A luteal phase defect is a menstrual cycle abnormality where low progesterone levels in the luteal phase of the menstrual cycle result in delayed development of the endometrium. This deficiency of progesterone in the luteal phase is more often termed “oestrogen dominance”. Oestrogen dominance is thought to affect 3-5% of infertile women and up to 5% of women with a history of repeated miscarriage, and yet may be present in as many as 30% of all women.
Symptoms of a luteal phase defect include a short or irregular menstrual cycle, PMS, menorrhagia, infertility and/or menstrual spotting. Blood serum progesterone level of lower than 10ng/mL one week prior to the start of menstruation and/or one week after the mid-cycle Luteinising Hormone surge is generally accepted as a diagnosis of luteal phase defect.

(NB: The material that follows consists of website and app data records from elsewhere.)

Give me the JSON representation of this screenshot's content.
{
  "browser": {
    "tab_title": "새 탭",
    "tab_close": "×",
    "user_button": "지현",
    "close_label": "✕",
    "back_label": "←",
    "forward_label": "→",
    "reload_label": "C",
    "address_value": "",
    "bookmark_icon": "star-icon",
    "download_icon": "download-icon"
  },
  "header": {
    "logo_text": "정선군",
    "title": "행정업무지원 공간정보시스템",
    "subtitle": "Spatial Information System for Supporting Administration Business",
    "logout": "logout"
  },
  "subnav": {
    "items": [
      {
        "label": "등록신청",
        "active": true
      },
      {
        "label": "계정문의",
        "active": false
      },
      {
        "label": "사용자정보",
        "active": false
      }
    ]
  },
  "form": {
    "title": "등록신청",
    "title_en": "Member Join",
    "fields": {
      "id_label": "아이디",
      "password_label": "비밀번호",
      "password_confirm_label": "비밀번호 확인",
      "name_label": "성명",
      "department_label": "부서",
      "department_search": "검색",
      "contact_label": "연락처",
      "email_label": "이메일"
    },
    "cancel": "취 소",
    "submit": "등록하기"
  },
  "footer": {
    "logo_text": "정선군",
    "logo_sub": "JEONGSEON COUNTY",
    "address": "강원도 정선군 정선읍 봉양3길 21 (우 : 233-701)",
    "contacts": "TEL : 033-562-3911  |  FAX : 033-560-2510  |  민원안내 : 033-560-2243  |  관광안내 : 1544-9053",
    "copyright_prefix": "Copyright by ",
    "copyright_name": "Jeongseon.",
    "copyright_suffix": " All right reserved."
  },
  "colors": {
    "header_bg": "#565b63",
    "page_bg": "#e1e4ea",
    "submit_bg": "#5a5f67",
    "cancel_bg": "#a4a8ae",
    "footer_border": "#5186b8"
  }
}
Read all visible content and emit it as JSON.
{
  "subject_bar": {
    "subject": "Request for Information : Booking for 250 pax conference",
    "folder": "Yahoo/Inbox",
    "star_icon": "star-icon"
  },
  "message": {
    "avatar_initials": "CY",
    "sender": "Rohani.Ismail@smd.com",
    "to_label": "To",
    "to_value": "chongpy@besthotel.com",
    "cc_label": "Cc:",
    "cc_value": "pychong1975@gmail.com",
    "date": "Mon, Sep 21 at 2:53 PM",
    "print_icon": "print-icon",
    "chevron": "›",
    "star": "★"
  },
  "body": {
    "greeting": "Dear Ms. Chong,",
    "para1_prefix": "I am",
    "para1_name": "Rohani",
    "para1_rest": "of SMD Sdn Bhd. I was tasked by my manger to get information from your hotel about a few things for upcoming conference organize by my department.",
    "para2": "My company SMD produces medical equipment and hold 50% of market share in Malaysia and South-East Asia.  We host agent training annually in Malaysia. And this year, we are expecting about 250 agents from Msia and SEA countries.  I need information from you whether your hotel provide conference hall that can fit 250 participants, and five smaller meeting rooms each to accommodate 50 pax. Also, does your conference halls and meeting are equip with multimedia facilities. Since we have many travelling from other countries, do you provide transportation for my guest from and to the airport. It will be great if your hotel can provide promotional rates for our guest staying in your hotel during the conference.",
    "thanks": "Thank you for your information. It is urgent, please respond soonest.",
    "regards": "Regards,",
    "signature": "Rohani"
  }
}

As the menstrual cycle is under the synchronised control of all the reproductive hormones, a simple lack of progesterone in the luteal phase is unlikely to be an isolated event. It is more likely due to a defect in the follicular phase with subsequent poor follicular development. This results in the inability of the corpus luteum to produce adequate progesterone in the second half of the woman’s menstrual cycle.
In a healthy menstrual cycle, high levels of Follicle Stimulating Hormone in the follicular phase ensure follicular development and the Lutenising Hormone and oestrogen surge mid-cycle mediates ovulation. This in turn allows the corpus luteum to form and progesterone production to occur as it should in the luteal phase. In the luteal phase, the endometrial lining proliferates under the influence of oestrogen and progesterone.
Progesterone, in particular, gives the endometrial lining structure and integrity, and prepares the endometrium for implantation of a fertilised egg. Without adequate progesterone production by the corpus luteum, the endometrium fails to develop properly and pregnancy cannot occur as the embryo cannot attach to the uterine wall. This is why luteal phase defects are associated so strongly with menstrual abnormalities and infertility.
To maintain balance, hormones such as oestrogen need to be excreted via healthy detoxification. This process occurs primarily in the gut and liver. It is also important to support healthy hormone balance both in the follicular phase and the luteal phase. Specific herbal combinations and nutritional remedies may be prescribed by our caring Naturopaths to support a return to a balanced and healthy cycle.
Watch this space for future posts on other conditions in more detail!Disclaimer: The advice on this website is of a general nature only and Nurtura Health expressly disclaims all liability arising out of the improper use of the information provided. Nurtura Health actively discourages any self-diagnosis or self-medication. Please consult your health practitioner regarding these important health issues. All rights reserved.